Posts Tagged ‘roots’
The portion of a plant that connects the shoot to the root is commonly referred to as the collar region. An amazing thing can be noticed in most millets.
As the plant grows, the younger tillers push the older tillers further and further away from the central axis of the plant. At each node in their older tillers, new tillers branch out growing skyward. The parent tiller becomes more and more horizontal and its secondary tillers weigh it down further and further bringing it almost parallel to the ground. From each of the older nodes within these tillers, we see secondary roots being pushed into the ground to bring in the good stuff to grow the plant. Essentially, the older nodes in the senior tillers become a secondary collars !
I have seen this in Barnyard, Proso and Browntop millets and given their taxonomy I would expect that Foxtail, Little millets would have a similar behaviour too. While, I suspect that Kodo and Finger millets would be exceptions to this characteristic, I would be more than glad if I am proven wrong !
Millets are amazing. Most people would have seen sorghum and pearl millet in the fields growing to more than 8′ in height, and among traditional varieties, 10′ is totally the norm. Some might have noticed how these amazing plants put secondary roots from their collar nodes to support themselves as they grow.
On reaching reproductive stage, the grain filled panicle at the apex of the plant can easily weigh about 300 gms. So, one can approximate the plant to a cylinder with about 2″ to 3″ diameter and a height of 120″, held at one end, with a 300 gm weight at the free end. So its not really surprising that purely from a physical dynamics perspective they put down secondary roots from not just one, or two but even three nodes as seen in this image below. I am sure I am not alone in seeing the many beautiful math and physics concepts that one can explain, demonstrate and possible experiment with in this amazing natural wonder.

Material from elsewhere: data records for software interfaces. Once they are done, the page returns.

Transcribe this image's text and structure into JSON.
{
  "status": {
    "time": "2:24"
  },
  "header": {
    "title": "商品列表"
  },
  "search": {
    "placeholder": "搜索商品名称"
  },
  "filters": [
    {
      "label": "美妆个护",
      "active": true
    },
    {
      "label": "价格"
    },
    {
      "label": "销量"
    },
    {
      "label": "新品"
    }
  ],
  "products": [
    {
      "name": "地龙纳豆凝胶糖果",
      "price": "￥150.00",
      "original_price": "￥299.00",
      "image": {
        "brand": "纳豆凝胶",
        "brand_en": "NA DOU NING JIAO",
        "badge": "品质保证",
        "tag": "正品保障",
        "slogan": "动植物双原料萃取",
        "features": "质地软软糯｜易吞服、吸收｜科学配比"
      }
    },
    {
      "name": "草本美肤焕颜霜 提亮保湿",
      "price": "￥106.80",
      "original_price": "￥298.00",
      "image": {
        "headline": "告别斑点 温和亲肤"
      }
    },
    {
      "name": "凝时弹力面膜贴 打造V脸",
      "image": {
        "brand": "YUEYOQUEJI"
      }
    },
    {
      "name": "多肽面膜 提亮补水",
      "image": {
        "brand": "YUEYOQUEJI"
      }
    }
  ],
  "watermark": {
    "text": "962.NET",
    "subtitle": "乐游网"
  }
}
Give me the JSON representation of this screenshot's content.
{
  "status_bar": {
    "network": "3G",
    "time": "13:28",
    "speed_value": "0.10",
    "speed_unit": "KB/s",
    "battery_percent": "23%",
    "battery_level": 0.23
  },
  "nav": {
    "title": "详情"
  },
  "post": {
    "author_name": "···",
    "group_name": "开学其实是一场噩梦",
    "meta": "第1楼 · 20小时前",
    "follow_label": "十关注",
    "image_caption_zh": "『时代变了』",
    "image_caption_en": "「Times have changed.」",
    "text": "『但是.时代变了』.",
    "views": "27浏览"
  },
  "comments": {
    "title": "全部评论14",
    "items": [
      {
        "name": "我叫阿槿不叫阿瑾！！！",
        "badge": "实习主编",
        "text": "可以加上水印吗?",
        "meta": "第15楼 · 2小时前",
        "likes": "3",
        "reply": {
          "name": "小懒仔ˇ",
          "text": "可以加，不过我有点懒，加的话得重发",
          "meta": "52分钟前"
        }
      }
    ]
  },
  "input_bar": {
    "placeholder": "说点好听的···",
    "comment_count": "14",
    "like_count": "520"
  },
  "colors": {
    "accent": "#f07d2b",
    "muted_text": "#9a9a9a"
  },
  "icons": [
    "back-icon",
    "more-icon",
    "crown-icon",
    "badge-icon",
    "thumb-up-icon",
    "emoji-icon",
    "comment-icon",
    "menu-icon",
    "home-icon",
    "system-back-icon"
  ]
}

And then there is the physiology of the structures. More on that in a later post.